The U.S. e-commerce giant described plans for an “airborne fulfillment center” (AFC) such as an airship or blimp that would float at an altitude of around 45,000. The airship will be stocked with lots of products.
U.S. patent 9,305,280 was filed by Amazon Technologies Inc. on behalf of inventors Paul William Berg, Scott Isaacs, and Kelsey Lynn Blodgett all the way back in December of 2014. It was granted on April 5, but has pretty much flown under the radar until now, despite the company’s well-publicized efforts to get Prime Air delivery drones off the ground. The patent has detailed diagrams as to how the process would work, and so far it looks completely wild. The aerial fulfillment centers would basically be massive, permanently-floating warehouses stocked with tons of Amazon merchandise, and staffed by workers carried to and from work in flying “shuttles”.
When a customer places an order, a drone or unmanned aerial vehicles (UAV) will fly down and deliver the package. According to the patent’s abstract, the “AFC” would use unmanned aerial vehicles to deliver products to customers. But unlike the Prime Air drones, the AFC’s drones would basically be guided package-systems, using gravity to propel them downwards at an angle using hardly any energy, adjusting course with just minor aerodynamic shifts. Here’s what one of the delivery drones would look like.
The drones would be able to communicate with each other via a mesh network to give information such as weather and route. UAVs could also recharge on the airship.
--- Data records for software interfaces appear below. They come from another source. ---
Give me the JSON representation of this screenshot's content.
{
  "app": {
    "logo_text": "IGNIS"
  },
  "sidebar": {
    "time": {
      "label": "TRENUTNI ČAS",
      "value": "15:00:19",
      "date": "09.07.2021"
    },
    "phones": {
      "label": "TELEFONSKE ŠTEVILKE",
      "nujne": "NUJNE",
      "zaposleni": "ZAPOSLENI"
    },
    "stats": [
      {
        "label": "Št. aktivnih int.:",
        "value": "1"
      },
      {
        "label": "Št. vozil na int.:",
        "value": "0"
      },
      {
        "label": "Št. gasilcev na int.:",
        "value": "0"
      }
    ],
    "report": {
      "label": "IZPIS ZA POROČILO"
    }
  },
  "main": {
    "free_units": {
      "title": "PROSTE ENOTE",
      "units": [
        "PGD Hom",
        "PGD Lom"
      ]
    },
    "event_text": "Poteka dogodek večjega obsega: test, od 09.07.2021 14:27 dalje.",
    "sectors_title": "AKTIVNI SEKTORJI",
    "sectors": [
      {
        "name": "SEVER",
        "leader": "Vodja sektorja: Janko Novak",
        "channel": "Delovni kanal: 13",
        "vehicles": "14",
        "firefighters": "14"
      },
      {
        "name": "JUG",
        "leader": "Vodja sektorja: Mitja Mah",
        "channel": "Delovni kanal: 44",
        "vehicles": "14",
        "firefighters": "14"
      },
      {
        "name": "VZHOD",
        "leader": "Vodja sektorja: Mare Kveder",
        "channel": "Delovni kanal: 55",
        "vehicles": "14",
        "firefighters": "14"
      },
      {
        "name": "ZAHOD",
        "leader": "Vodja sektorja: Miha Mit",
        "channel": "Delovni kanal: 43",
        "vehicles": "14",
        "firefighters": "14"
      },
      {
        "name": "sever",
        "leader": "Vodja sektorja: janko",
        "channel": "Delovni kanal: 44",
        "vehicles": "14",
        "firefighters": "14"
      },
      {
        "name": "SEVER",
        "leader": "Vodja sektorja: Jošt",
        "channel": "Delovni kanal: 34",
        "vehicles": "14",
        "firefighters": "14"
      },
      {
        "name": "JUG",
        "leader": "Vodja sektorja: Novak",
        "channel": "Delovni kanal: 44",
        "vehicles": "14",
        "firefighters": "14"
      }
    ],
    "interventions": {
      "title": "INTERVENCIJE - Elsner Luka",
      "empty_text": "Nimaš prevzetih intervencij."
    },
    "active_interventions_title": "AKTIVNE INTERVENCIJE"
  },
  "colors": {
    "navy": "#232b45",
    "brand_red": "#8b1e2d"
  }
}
Amazon’s filing explains that the blimp would remain in the air and be refueled and replenished using a shuttle. This could be a smaller aircraft capable of docking onto the AFC and unloading products as well as fuel. The whole system seems pretty awesome, but it’s a long way from being realistic. If this plan saw the light of day, Amazon would likely need regulatory approval from aviation authorities which could be complex.